Driving test pass rate gap between sexes widens in Hartlepool
The gap between male and female driving test pass rates widened in Hartlepool during the coronavirus pandemic, according to new figures.
Driver and Vehicle Standards Agency data shows that of 286 tests taken by male drivers at Hartlepool Test Centre between April and June, 179 were successful – a pass rate of 63%.
Of the 308 tests taken by women, 50% were passes.
Although figures for the same period in 2020 were unavailable due to lockdown restrictions, in 2019 women had a success rate of 50% – compared to 61% for men.
Nationally, 49.2% of tests taken by women between April and June were passed – a higher proportion than during any similar period on record.
Though the male success rate also rose, the United Kingdom gap between the two genders (4.7 percentage points) is now the closest it has ever been.
RAC spokesman Rod Dennis said: “While it’s encouraging that the gender driving test pass ‘gap’ appears to be closing, only time will tell whether this is a trend that continues as the number of people taking tests starts to return to normal.”
The AA said the difference in pass rates between men and women is a long-term trend.
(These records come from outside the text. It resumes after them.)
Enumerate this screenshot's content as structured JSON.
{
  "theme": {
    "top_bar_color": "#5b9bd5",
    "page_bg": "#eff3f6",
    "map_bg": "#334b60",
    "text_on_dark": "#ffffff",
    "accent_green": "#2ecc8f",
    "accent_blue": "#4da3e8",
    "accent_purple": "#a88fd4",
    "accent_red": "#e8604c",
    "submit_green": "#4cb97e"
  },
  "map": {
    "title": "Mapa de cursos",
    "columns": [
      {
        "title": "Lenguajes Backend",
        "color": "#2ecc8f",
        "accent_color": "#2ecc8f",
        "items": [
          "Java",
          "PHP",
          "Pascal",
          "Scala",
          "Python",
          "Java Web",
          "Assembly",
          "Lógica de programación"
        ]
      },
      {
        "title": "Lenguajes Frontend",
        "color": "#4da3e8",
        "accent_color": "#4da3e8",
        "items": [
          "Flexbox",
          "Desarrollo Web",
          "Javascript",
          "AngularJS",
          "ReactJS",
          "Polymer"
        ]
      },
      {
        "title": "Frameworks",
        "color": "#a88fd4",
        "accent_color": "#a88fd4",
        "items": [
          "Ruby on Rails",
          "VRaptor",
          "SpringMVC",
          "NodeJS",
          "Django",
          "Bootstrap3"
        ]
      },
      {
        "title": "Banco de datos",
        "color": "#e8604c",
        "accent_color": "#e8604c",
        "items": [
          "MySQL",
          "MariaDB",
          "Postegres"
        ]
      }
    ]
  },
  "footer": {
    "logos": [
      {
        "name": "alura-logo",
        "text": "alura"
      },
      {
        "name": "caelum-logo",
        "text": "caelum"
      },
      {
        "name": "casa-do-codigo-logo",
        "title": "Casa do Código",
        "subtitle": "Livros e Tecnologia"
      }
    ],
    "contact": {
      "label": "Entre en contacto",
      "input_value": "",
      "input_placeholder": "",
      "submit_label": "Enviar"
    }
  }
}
A DVSA spokesman said practical and theory tests are designed to measure a candidate's ability to drive safely and responsibly as well as making sure they know the theory behind safe driving.
He added: "All candidates are assessed to the same standard and the result of their test is entirely dependent on their performance on the day.”